An art and textiles teacher from an inner-city school in the UK has won a million-dollar prize.
Andria Zafirakou, who works at Alperton Community School in Brent, north-west London, was one of 10 finalists shortlisted for the fourth annual Varkey Foundation Global Teacher Prize.
She hailed the power of the arts after being named as the winner of the award, which recognises an individual who has made an outstanding contribution to the profession, at a glittering ceremony in Dubai, the Press Association reported.
In a congratulatory video message, Prime Minister Theresa May said the prize was a “fitting tribute” for everything Zafirakou had done for her students.
Alperton Community School is in one of the poorest areas of the country and pupils come from a variety of backgrounds.
Zafirakou has learnt how to say basic greetings in many of the 35 languages spoken at the school, including Gujarati, Hindi, Tamil and Portuguese, to help parents feel welcome and included.
She redesigned the curriculum with fellow teachers to make it relevant to pupils, helped set up girls-only sports clubs for those from conservative communities and is also known for taking the time to understand students’ lives by visiting their homes and even joining them on the bus.
Zafirakou, who is the first UK teacher to win the award, said: “The community where I teach in Brent is beautifully diverse and indeed is one of the most multicultural communities in the world.”
She said many students live in “challenging circumstances” and have “tough lives”.
“What is amazing, is whatever issues they are having at home, whatever is missing from their life or causing them pain, our school is theirs,” she told the audience.
“I know if our school could open at six o’clock in the morning, there would be a queue of children waiting outside at five o’clock in the morning. That’s how phenomenal they are.”
In a video message, May said: “You have shown enormous dedication and creativity in your work.
“Being a great teacher requires resilience, ingenuity and a generous heart.
“These are the qualities that you share with your students every day.
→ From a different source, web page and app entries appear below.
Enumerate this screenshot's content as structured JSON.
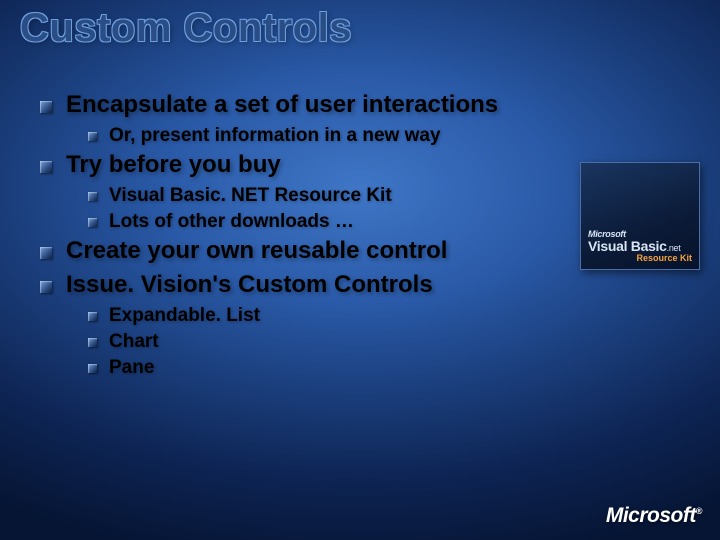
{
  "title": "Custom Controls",
  "bullets": {
    "b1": "Encapsulate a set of user interactions",
    "b1a": "Or, present information in a new way",
    "b2": "Try before you buy",
    "b2a": "Visual Basic. NET Resource Kit",
    "b2b": "Lots of other downloads …",
    "b3": "Create your own reusable control",
    "b4": "Issue. Vision's Custom Controls",
    "b4a": "Expandable. List",
    "b4b": "Chart",
    "b4c": "Pane"
  },
  "boxart": {
    "ms": "Microsoft",
    "product_line1": "Visual Basic",
    "product_dotnet": ".net",
    "subtitle": "Resource Kit"
  },
  "footer": {
    "logo": "Microsoft",
    "reg": "®"
  }
}
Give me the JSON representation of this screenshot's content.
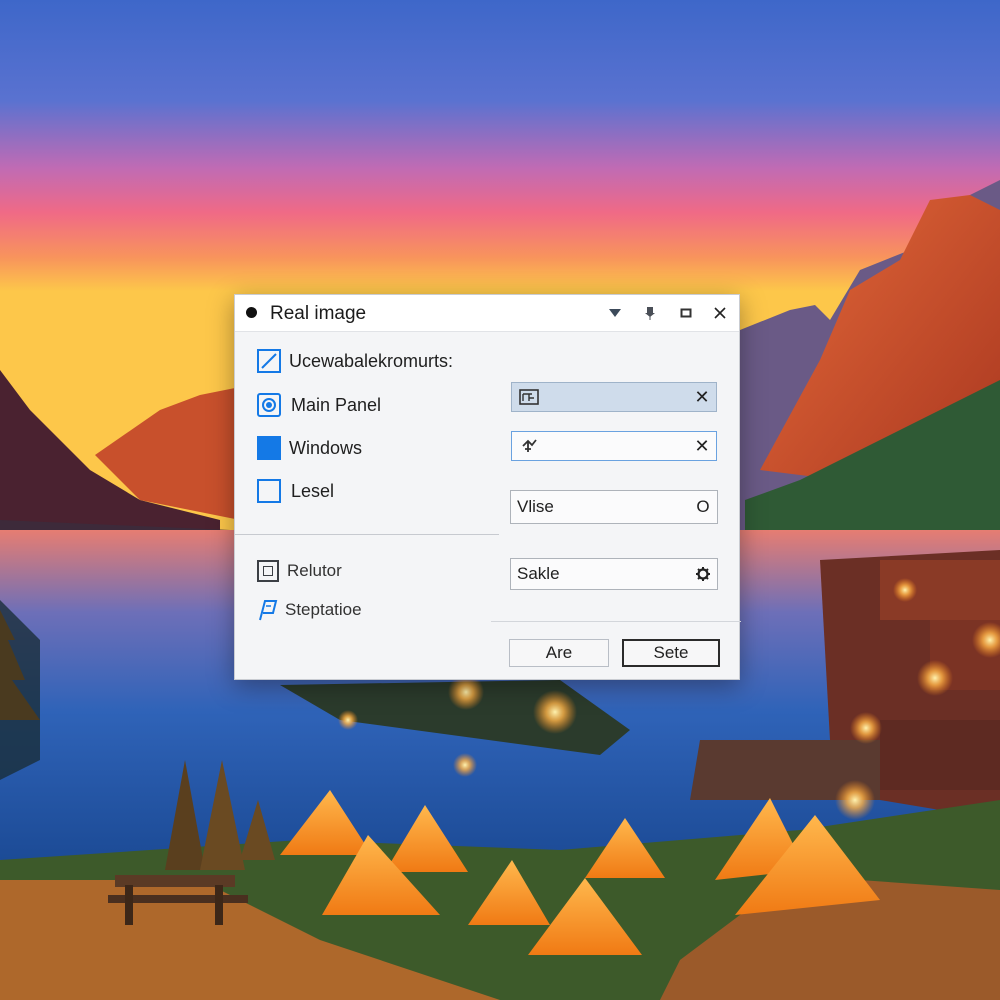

So, thank you for all you have done and continue to do.”
The ceremony, at the Global Education and Skills Forum in Dubai, included a performance by singer Jennifer Hudson and the trophy was delivered on stage by Formula One’s Lewis Hamilton.
Ahead of the ceremony, Zafirakou said she had not allowed herself to consider the possibility of winning the top prize.
“I don’t even want to get my head in that zone yet, because it’s just so extreme,” she said.
“At the moment, I’m just trying to keep myself grounded and enjoy the ride.”
The other finalists, drawn from 30,000 entries from 173 countries, were from Turkey, South Africa, Colombia, Philippines, United States, Brazil, Belgium, Australia and Norway.
Zafirakou will receive one million US dollars (around £715,000) and be asked to serve as a global ambassador for the Varkey Foundation.
She will be required to remain working as a classroom teacher for at least five years and will be paid the prize money in equal instalments.